### Interface dataset entries
Segment Open

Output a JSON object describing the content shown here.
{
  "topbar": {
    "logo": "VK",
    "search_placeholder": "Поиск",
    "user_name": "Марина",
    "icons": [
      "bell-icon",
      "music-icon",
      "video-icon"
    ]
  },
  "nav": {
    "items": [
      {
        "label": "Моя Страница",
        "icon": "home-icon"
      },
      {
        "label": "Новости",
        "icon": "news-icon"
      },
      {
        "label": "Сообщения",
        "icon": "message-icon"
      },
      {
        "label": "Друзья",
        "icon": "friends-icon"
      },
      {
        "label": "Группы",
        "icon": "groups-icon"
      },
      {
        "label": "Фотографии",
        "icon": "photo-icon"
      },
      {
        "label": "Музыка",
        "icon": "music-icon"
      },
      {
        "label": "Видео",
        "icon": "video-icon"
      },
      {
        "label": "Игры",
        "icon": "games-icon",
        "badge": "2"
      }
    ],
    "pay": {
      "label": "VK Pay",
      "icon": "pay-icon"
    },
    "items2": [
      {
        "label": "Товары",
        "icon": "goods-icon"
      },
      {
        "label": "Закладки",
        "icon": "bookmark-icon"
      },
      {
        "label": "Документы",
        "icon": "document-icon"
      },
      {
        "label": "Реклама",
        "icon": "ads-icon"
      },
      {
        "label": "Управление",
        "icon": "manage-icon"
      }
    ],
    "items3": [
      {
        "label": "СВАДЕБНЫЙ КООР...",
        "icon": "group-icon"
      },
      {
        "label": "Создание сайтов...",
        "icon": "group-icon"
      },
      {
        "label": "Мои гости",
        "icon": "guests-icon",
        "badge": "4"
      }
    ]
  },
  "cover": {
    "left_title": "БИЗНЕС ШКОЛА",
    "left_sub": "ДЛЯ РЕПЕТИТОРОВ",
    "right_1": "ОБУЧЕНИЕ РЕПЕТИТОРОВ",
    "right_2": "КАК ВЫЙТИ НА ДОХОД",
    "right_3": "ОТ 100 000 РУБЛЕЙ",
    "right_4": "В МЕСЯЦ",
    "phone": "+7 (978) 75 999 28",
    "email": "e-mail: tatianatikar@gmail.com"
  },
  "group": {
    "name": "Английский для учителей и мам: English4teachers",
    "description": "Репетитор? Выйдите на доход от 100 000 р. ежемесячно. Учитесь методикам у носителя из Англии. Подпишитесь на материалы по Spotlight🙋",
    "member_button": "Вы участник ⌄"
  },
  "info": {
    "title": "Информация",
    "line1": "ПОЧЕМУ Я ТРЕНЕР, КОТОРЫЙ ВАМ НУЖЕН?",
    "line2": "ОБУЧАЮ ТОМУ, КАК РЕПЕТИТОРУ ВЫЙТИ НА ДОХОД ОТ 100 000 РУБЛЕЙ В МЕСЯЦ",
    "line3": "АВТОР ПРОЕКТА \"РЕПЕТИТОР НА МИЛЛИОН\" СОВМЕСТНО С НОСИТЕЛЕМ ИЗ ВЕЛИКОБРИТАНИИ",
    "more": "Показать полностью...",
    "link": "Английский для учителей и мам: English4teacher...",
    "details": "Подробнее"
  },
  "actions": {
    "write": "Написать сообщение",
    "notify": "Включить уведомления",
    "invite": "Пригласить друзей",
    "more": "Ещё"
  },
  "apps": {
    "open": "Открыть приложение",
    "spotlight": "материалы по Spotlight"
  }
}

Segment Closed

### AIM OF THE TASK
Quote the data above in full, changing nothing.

### OUTPUT FOR THIS TASK
Output a JSON object describing the content shown here.
{
  "topbar": {
    "logo": "VK",
    "search_placeholder": "Поиск",
    "user_name": "Марина",
    "icons": [
      "bell-icon",
      "music-icon",
      "video-icon"
    ]
  },
  "nav": {
    "items": [
      {
        "label": "Моя Страница",
        "icon": "home-icon"
      },
      {
        "label": "Новости",
        "icon": "news-icon"
      },
      {
        "label": "Сообщения",
        "icon": "message-icon"
      },
      {
        "label": "Друзья",
        "icon": "friends-icon"
      },
      {
        "label": "Группы",
        "icon": "groups-icon"
      },
      {
        "label": "Фотографии",
        "icon": "photo-icon"
      },
      {
        "label": "Музыка",
        "icon": "music-icon"
      },
      {
        "label": "Видео",
        "icon": "video-icon"
      },
      {
        "label": "Игры",
        "icon": "games-icon",
        "badge": "2"
      }
    ],
    "pay": {
      "label": "VK Pay",
      "icon": "pay-icon"
    },
    "items2": [
      {
        "label": "Товары",
        "icon": "goods-icon"
      },
      {
        "label": "Закладки",
        "icon": "bookmark-icon"
      },
      {
        "label": "Документы",
        "icon": "document-icon"
      },
      {
        "label": "Реклама",
        "icon": "ads-icon"
      },
      {
        "label": "Управление",
        "icon": "manage-icon"
      }
    ],
    "items3": [
      {
        "label": "СВАДЕБНЫЙ КООР...",
        "icon": "group-icon"
      },
      {
        "label": "Создание сайтов...",
        "icon": "group-icon"
      },
      {
        "label": "Мои гости",
        "icon": "guests-icon",
        "badge": "4"
      }
    ]
  },
  "cover": {
    "left_title": "БИЗНЕС ШКОЛА",
    "left_sub": "ДЛЯ РЕПЕТИТОРОВ",
    "right_1": "ОБУЧЕНИЕ РЕПЕТИТОРОВ",
    "right_2": "КАК ВЫЙТИ НА ДОХОД",
    "right_3": "ОТ 100 000 РУБЛЕЙ",
    "right_4": "В МЕСЯЦ",
    "phone": "+7 (978) 75 999 28",
    "email": "e-mail: tatianatikar@gmail.com"
  },
  "group": {
    "name": "Английский для учителей и мам: English4teachers",
    "description": "Репетитор? Выйдите на доход от 100 000 р. ежемесячно. Учитесь методикам у носителя из Англии. Подпишитесь на материалы по Spotlight🙋",
    "member_button": "Вы участник ⌄"
  },
  "info": {
    "title": "Информация",
    "line1": "ПОЧЕМУ Я ТРЕНЕР, КОТОРЫЙ ВАМ НУЖЕН?",
    "line2": "ОБУЧАЮ ТОМУ, КАК РЕПЕТИТОРУ ВЫЙТИ НА ДОХОД ОТ 100 000 РУБЛЕЙ В МЕСЯЦ",
    "line3": "АВТОР ПРОЕКТА \"РЕПЕТИТОР НА МИЛЛИОН\" СОВМЕСТНО С НОСИТЕЛЕМ ИЗ ВЕЛИКОБРИТАНИИ",
    "more": "Показать полностью...",
    "link": "Английский для учителей и мам: English4teacher...",
    "details": "Подробнее"
  },
  "actions": {
    "write": "Написать сообщение",
    "notify": "Включить уведомления",
    "invite": "Пригласить друзей",
    "more": "Ещё"
  },
  "apps": {
    "open": "Открыть приложение",
    "spotlight": "материалы по Spotlight"
  }
}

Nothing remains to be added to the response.